Q: How do I ensure proper ventilation while making my home more energy-efficient?
A: You can ensure proper ventilation by using energy recovery ventilators (ERVs) or heat recovery ventilators (HRVs). These devices provide fresh outdoor air while minimizing energy loss by transferring heat from the outgoing indoor air to the incoming outdoor air in winter and vice versa in summer.
Q: How can I tell if my indoor air quality is poor?
A: Some signs of poor IAQ include persistent odors, humidity problems, condensation on windows, discoloration of walls or ceilings, and health symptoms like headaches, fatigue, or allergy-like symptoms. However, the best way to assess IAQ is to have a professional indoor air quality limits test.
Q: What is the role of an HVAC system in indoor air quality?
A: HVAC systems can play a crucial role in maintaining indoor air quality by providing proper ventilation, regulating indoor temperature and humidity, and reducing indoor air pollutants through filtration.
Q: How does conserving energy reduce air pollution?
A: Some research suggests that indoor plants can help remove certain volatile organic compounds (VOCs) from the air. However, they are not a substitute for adequate ventilation and other measures to reduce indoor air pollutants.
Q: What energy efficiency strategies can negatively impact indoor air quality?
A: Measures to increase energy efficiency such as sealing and insulating homes can lead to reduced ventilation, which can result in a build-up of indoor pollutants. Therefore, it's important to consider IAQ when implementing energy efficiency strategies.
Q: Are there any certification standards for indoor air quality in energy-efficient buildings?
A: Yes, there are several certification programs that include standards for indoor air quality in energy-efficient buildings, such as the WELL Building Standard and the Leadership in Energy and Environmental Design (LEED) certification, and California indoor air quality standards.
Q: How does the use of energy-efficient lighting affect indoor air quality?
A: The use of energy-efficient lighting can indirectly affect indoor air quality by reducing heat production, which can reduce the need for cooling and the associated ventilation.
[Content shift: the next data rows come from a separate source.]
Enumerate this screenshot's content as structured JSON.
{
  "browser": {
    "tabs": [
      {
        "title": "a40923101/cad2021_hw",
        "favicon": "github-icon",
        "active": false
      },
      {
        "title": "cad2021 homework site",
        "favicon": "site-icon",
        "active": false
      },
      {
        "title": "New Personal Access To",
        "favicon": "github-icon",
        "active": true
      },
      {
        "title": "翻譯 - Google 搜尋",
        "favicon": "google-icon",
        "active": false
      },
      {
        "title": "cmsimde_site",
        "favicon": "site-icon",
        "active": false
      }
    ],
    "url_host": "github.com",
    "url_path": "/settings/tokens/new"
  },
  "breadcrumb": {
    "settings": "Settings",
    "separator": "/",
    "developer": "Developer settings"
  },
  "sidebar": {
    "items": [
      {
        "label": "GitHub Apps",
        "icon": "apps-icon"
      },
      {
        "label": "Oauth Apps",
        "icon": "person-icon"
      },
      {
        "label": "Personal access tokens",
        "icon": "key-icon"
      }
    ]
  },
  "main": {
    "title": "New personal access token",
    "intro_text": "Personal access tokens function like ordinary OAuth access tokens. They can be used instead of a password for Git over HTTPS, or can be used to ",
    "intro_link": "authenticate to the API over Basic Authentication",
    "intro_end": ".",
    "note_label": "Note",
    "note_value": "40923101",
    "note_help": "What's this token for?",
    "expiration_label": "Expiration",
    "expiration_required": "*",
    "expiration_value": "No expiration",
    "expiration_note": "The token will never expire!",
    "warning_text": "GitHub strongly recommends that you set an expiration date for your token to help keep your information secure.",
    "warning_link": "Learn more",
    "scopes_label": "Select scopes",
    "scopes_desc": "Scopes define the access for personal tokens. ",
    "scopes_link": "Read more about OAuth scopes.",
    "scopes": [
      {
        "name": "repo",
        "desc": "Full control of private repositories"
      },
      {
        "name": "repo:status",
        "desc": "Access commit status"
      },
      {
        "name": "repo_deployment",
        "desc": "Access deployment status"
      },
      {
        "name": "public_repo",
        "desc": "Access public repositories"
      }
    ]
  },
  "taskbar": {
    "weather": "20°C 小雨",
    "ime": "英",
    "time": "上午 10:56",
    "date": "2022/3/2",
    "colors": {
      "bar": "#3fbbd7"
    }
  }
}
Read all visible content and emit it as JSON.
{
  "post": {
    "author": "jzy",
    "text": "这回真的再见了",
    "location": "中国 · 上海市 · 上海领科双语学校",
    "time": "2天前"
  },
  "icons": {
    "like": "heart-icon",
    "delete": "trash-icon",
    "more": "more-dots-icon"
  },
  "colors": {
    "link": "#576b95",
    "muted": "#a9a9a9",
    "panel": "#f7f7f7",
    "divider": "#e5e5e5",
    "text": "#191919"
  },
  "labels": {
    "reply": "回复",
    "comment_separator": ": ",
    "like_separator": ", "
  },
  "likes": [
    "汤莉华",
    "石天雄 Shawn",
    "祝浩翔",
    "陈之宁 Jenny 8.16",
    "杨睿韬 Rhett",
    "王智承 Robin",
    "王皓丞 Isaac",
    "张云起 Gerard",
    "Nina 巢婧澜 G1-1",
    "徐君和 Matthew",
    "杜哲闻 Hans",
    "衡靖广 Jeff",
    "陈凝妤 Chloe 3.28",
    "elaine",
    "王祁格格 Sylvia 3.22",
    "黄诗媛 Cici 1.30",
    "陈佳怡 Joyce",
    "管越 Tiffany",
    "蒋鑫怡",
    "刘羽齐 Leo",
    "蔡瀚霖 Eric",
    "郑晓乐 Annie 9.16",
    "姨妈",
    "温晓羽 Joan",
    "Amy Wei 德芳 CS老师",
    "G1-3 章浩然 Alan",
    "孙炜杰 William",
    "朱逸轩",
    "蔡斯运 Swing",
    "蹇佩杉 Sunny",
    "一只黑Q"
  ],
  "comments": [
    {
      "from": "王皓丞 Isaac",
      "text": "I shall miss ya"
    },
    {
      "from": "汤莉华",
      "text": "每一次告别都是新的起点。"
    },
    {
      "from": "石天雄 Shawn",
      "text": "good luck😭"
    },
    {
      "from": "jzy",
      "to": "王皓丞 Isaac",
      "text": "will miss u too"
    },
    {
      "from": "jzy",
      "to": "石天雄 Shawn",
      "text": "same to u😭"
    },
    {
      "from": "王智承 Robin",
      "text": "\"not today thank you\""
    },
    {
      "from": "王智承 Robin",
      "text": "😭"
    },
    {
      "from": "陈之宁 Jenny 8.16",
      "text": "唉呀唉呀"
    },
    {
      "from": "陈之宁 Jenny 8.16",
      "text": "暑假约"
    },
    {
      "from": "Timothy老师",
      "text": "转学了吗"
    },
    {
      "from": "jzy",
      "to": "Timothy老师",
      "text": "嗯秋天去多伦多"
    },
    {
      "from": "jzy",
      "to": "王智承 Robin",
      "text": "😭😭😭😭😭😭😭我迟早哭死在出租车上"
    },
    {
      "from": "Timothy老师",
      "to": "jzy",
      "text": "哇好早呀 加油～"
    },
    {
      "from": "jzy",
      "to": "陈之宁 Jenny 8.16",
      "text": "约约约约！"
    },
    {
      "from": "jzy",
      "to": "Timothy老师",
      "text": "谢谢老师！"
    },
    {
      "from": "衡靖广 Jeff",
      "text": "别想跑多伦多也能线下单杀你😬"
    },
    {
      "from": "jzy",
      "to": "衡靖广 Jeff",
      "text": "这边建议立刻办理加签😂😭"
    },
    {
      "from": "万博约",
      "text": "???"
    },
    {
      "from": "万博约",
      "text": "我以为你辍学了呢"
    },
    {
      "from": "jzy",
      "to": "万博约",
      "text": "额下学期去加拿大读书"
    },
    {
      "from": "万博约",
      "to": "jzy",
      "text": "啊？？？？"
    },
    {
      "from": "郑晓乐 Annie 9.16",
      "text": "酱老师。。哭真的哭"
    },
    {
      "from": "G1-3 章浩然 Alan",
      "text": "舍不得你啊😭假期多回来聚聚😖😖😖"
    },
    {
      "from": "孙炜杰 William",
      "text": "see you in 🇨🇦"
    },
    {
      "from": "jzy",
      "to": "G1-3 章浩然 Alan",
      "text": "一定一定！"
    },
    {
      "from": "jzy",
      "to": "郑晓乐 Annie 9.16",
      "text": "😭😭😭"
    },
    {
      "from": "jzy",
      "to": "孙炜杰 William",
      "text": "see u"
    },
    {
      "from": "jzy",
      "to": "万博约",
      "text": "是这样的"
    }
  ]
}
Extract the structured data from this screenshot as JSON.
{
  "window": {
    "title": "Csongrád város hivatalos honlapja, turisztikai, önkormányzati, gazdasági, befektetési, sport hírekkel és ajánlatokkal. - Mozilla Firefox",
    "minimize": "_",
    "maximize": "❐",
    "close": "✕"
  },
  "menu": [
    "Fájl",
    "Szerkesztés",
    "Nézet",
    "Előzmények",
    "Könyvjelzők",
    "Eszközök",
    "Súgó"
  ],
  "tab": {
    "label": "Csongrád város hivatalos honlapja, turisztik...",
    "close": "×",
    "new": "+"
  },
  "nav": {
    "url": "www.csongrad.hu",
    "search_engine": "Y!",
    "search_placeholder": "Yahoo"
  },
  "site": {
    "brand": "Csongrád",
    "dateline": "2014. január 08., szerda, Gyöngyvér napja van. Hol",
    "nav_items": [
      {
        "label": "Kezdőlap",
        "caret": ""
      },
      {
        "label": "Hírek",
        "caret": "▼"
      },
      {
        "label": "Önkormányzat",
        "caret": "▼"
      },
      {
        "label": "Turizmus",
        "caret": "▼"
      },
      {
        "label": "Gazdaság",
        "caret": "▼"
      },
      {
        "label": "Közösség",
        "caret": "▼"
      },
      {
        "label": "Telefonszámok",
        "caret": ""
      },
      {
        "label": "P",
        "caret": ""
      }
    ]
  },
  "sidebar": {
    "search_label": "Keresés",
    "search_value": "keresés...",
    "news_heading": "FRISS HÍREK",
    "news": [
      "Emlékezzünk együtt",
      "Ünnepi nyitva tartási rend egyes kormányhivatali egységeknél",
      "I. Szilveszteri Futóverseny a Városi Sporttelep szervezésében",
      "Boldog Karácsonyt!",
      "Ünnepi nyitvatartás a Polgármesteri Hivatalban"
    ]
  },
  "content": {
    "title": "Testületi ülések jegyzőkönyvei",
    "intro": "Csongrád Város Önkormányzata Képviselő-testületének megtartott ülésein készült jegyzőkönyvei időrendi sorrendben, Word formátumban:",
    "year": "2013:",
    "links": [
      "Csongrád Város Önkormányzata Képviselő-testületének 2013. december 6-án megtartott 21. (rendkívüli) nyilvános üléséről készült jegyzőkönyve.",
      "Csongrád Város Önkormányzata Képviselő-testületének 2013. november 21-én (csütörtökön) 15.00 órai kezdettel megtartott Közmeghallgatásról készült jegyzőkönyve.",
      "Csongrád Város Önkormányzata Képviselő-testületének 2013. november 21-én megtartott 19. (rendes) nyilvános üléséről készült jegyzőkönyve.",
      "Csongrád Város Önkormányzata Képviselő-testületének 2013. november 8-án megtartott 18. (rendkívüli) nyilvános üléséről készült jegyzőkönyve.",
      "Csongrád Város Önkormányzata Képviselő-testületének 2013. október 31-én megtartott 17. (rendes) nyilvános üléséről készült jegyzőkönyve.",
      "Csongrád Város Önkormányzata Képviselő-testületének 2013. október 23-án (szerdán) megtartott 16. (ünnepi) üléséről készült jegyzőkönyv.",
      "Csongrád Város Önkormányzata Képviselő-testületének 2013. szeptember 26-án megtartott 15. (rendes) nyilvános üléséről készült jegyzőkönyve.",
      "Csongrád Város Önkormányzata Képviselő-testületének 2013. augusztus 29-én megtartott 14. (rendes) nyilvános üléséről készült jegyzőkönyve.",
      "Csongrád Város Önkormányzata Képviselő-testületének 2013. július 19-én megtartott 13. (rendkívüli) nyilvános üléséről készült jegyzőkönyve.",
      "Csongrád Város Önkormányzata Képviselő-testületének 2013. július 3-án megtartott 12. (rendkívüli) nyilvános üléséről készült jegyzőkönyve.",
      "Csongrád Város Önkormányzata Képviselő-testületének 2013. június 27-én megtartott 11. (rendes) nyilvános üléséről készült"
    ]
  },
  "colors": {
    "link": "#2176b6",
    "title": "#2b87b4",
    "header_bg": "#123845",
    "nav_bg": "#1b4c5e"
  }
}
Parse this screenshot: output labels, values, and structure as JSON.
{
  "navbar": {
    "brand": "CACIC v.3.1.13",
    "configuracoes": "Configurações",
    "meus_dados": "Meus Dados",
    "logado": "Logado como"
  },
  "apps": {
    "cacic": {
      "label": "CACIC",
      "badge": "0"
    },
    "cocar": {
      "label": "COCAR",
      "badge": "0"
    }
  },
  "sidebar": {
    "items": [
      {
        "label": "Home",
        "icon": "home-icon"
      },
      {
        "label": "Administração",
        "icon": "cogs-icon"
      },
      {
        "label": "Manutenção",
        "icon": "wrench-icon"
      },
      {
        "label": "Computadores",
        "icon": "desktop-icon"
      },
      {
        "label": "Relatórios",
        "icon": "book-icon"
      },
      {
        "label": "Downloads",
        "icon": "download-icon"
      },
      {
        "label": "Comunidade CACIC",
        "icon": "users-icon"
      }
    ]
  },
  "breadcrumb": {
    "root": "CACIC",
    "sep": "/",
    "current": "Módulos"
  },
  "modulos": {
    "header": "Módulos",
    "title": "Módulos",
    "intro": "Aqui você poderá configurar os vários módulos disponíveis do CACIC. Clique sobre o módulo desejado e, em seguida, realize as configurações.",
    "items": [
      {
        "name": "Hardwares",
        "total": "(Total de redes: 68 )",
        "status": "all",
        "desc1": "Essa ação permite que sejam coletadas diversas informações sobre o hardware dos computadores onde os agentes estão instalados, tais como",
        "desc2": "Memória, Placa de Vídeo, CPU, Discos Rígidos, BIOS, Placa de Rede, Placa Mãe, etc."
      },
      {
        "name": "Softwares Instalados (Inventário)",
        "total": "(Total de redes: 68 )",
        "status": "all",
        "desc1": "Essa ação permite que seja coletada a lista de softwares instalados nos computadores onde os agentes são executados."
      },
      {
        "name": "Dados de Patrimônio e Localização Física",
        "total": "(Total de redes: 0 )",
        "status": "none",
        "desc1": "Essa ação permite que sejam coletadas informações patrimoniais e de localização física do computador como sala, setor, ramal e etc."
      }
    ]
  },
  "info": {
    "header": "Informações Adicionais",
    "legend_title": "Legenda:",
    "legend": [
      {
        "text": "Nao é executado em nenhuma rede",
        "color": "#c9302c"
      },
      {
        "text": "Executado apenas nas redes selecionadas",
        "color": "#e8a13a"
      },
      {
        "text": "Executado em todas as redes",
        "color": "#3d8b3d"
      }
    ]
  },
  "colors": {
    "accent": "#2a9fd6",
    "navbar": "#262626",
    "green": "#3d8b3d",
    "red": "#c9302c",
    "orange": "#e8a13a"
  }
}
However, the effect is typically small compared to other factors.
Q: Can energy-efficient windows improve indoor air quality?
A: Energy-efficient windows can reduce drafts and condensation, potentially improving comfort and reducing mold growth. However, if they are too airtight, they can reduce ventilation. It's important to balance energy efficiency and indoor air quality when choosing windows.
Q: How do smart thermostats contribute to indoor air quality?
A: Smart thermostats can improve indoor air quality by controlling ventilation systems based on the indoor air quality level, outdoor air quality, and weather conditions. They can also help save energy by adjusting the temperature based on occupancy and schedule.
Q: How can I reduce indoor pollutants while improving energy efficiency?
A: You can reduce indoor pollutants by using products with low volatile organic compound (VOC) emissions, reducing the use of candles and air fresheners, avoiding tobacco smoke, and using exhaust fans in the kitchen and bathroom. Regular maintenance of your HVAC system and proper ventilation can also help improve IAQ while saving energy.
Q: What is a home energy audit and how can it help improve indoor air quality?
A: A home energy audit is a professional assessment of your home's energy use and potential energy-saving opportunities. The auditor can also identify issues that may affect indoor air quality, such as inadequate ventilation, mold growth due to moisture problems, or pollutant sources.